Two fools in a neutral space inevitably conjure up the memory of Vladimir and Estragon, the heroes of Samuel Beckett’s Waiting for Godot. Didi and Gogo are so stuck in their loop waiting for Godot, that they do nearly the same thing in the second act. In Bernardo Cubría’s new play, The Giant Void in My Soul, two characters, Fool 1 (Karla Mosley) and Fool 2 (Kim Hamilton), do not wait; they seek. They are neither male nor female. They are human and they are quite clearly clowns, and in the jovial nature of clowns they display physical agility and a great affection for each other. They are true buds. As they inhabit their space, they seek to discover words and ideas that are a hundred per cent original. They consistently fail. But then they peer under a piece of red cloth and discover the great, disturbing, terrifying Void.
The consciousness of the void has been around since the dawn of time. The void is what exists or doesn’t exist before birth and after death. The void is time. Science has shown us the vastness of the universe, a void that impresses upon us an insignificance that is beyond galactic. It is universal and expanding, the over-contemplation of which should have a posted sign reading, “This Way Madness Lies.”
But wait! This show has clowns. It is funny, until it is not. It is Brechtian and presentational. It has an act curtain stretched across a space we might as well call a proscenium that boasts the words, “If you see them, they see you.” Fools 1 and 2 seek for answers in a bar where a surly clown bartender (Claudia Doumit) sneers at their naiveté.

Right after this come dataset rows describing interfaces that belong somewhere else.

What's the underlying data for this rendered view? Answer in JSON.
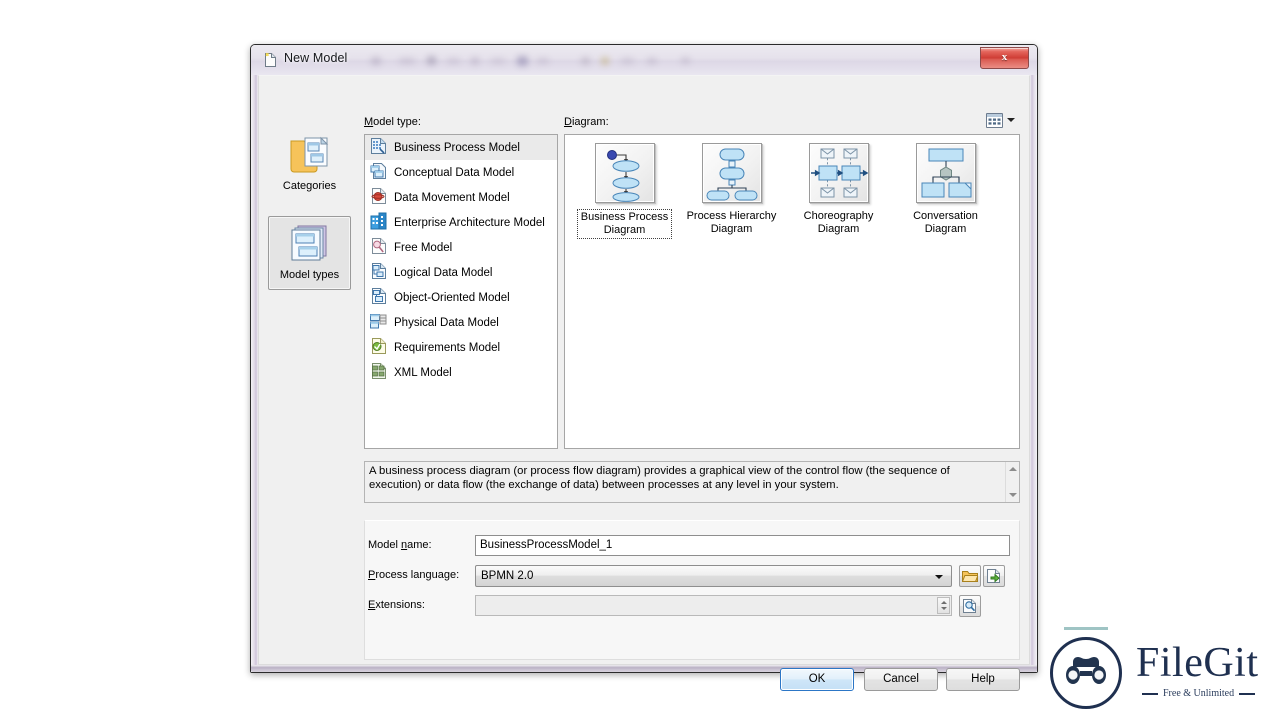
{
  "window": {
    "title": "New Model",
    "icon": "new-document-icon",
    "close_label": "x"
  },
  "rail": {
    "items": [
      {
        "label": "Categories",
        "icon": "folder-documents-icon",
        "selected": false
      },
      {
        "label": "Model types",
        "icon": "stacked-windows-icon",
        "selected": true
      }
    ]
  },
  "model_type": {
    "label_prefix": "M",
    "label_rest": "odel type:",
    "items": [
      {
        "label": "Business Process Model",
        "icon": "business-process-model-icon",
        "selected": true
      },
      {
        "label": "Conceptual Data Model",
        "icon": "conceptual-data-model-icon",
        "selected": false
      },
      {
        "label": "Data Movement Model",
        "icon": "data-movement-model-icon",
        "selected": false
      },
      {
        "label": "Enterprise Architecture Model",
        "icon": "enterprise-architecture-model-icon",
        "selected": false
      },
      {
        "label": "Free Model",
        "icon": "free-model-icon",
        "selected": false
      },
      {
        "label": "Logical Data Model",
        "icon": "logical-data-model-icon",
        "selected": false
      },
      {
        "label": "Object-Oriented Model",
        "icon": "object-oriented-model-icon",
        "selected": false
      },
      {
        "label": "Physical Data Model",
        "icon": "physical-data-model-icon",
        "selected": false
      },
      {
        "label": "Requirements Model",
        "icon": "requirements-model-icon",
        "selected": false
      },
      {
        "label": "XML Model",
        "icon": "xml-model-icon",
        "selected": false
      }
    ]
  },
  "diagram": {
    "label_prefix": "D",
    "label_rest": "iagram:",
    "view_toggle_icon": "list-view-icon",
    "items": [
      {
        "line1": "Business Process",
        "line2": "Diagram",
        "thumb": "business-process-diagram-thumb",
        "selected": true
      },
      {
        "line1": "Process Hierarchy",
        "line2": "Diagram",
        "thumb": "process-hierarchy-diagram-thumb",
        "selected": false
      },
      {
        "line1": "Choreography",
        "line2": "Diagram",
        "thumb": "choreography-diagram-thumb",
        "selected": false
      },
      {
        "line1": "Conversation",
        "line2": "Diagram",
        "thumb": "conversation-diagram-thumb",
        "selected": false
      }
    ]
  },
  "description": {
    "text": "A business process diagram (or process flow diagram) provides a graphical view of the control flow (the sequence of execution) or data flow (the exchange of data) between processes at any level in your system."
  },
  "form": {
    "model_name": {
      "label_a": "Model ",
      "label_u": "n",
      "label_b": "ame:",
      "value": "BusinessProcessModel_1"
    },
    "process_language": {
      "label_u": "P",
      "label_b": "rocess language:",
      "value": "BPMN 2.0",
      "browse_icon": "folder-open-icon",
      "import_icon": "document-import-icon"
    },
    "extensions": {
      "label_u": "E",
      "label_b": "xtensions:",
      "value": "",
      "browse_icon": "magnifier-document-icon"
    }
  },
  "buttons": {
    "ok": "OK",
    "cancel": "Cancel",
    "help": "Help"
  },
  "watermark": {
    "name": "FileGit",
    "tagline": "Free & Unlimited",
    "icon": "binoculars-icon",
    "color": "#1f3050"
  }
}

A drunk clown (Liza Fernandez) steers them to a drink sure to obliterate their anxiety, a quaff called “Fuckitall.”
Their quest has familiar elements. In a search for enlightenment, the Fools encounter a clown guru (Ms. Doumit) who answers their questions with questions and then takes all their money as a silent assistant (Ms. Fernandez) stands by miming in emotion. Eventually the two friends succumb to the universal exigencies of every day life, the bond-breaking events of other partners, children, and the grind of existence.
This show shines with brilliance. Mr. Cubría’s script is lean, precise and filled with originality in concept and language. The cast, under the excellent direction and choreography of Felix Solis, enliven their performance with the extraordinary physical energy and prowess of circus clowns. The creative team includes Mark Kanieff (Scenic Design), Lauren Wemischner (Lighting Design), Mischa Stanton (Sound Design), Sami Rattner (Costume Design), and Arian Saleh (Composer). Jenny Park calls the cues with authority.
Ammunition Theatre Company’s The Giant Void in My Soul, produced by Michael Feldman, plays 8pm Fridays & Saturdays, and 7pm on Sundays through June 3 at The Pico, located at 10508 W. Pico Blvd. Los Angeles.